START Given data
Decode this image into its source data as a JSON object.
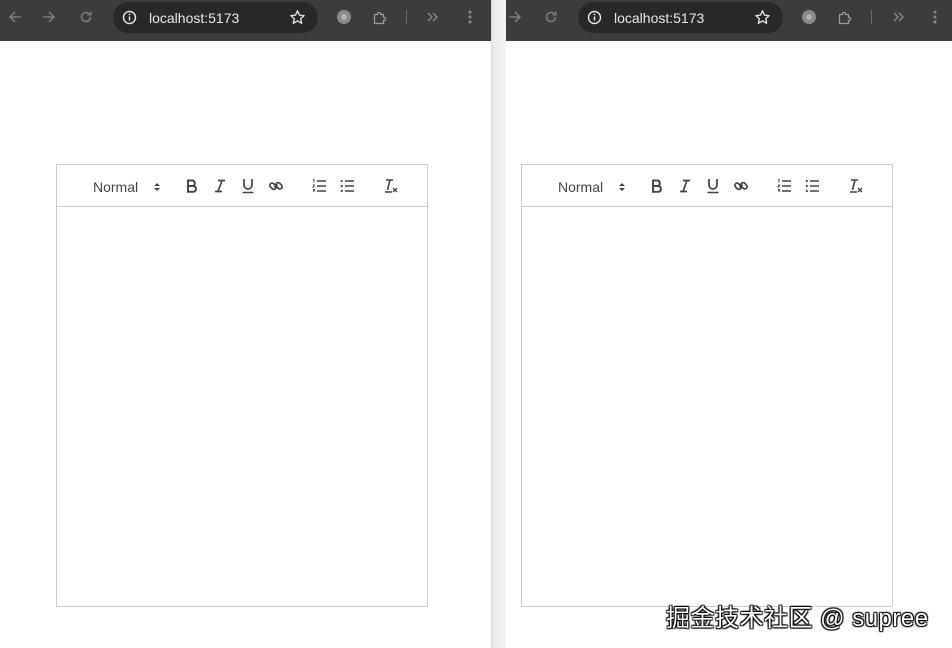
{
  "windows": {
    "left": {
      "url": "localhost:5173",
      "editor": {
        "header_select": "Normal",
        "content": ""
      }
    },
    "right": {
      "url": "localhost:5173",
      "editor": {
        "header_select": "Normal",
        "content": ""
      }
    }
  },
  "toolbar_icons": [
    "bold-icon",
    "italic-icon",
    "underline-icon",
    "link-icon",
    "ordered-list-icon",
    "bullet-list-icon",
    "clear-format-icon"
  ],
  "colors": {
    "chrome_bg": "#3c3c3c",
    "omnibox_bg": "#282828",
    "border": "#cccccc",
    "icon": "#444444"
  },
  "watermark": "掘金技术社区 @ supree"
}
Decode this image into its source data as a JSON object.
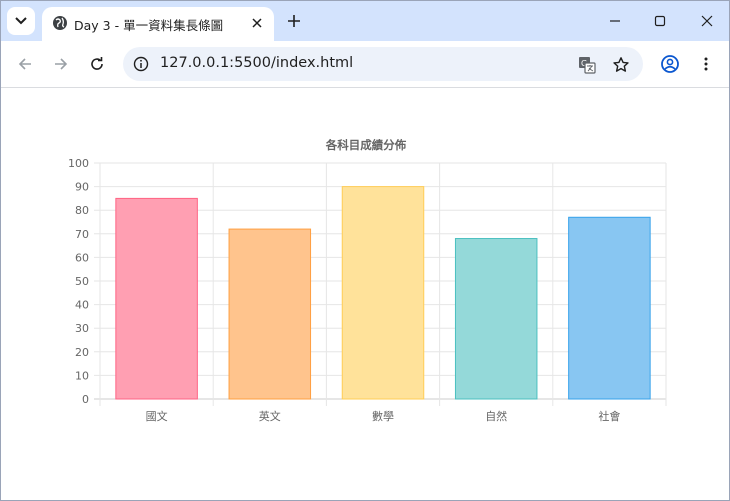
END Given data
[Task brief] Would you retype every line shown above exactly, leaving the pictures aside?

[Response below]
Decode this image into its source data as a JSON object.
{
  "windows": {
    "left": {
      "url": "localhost:5173",
      "editor": {
        "header_select": "Normal",
        "content": ""
      }
    },
    "right": {
      "url": "localhost:5173",
      "editor": {
        "header_select": "Normal",
        "content": ""
      }
    }
  },
  "toolbar_icons": [
    "bold-icon",
    "italic-icon",
    "underline-icon",
    "link-icon",
    "ordered-list-icon",
    "bullet-list-icon",
    "clear-format-icon"
  ],
  "colors": {
    "chrome_bg": "#3c3c3c",
    "omnibox_bg": "#282828",
    "border": "#cccccc",
    "icon": "#444444"
  },
  "watermark": "掘金技术社区 @ supree"
}
Decode this image into its source data as a JSON object.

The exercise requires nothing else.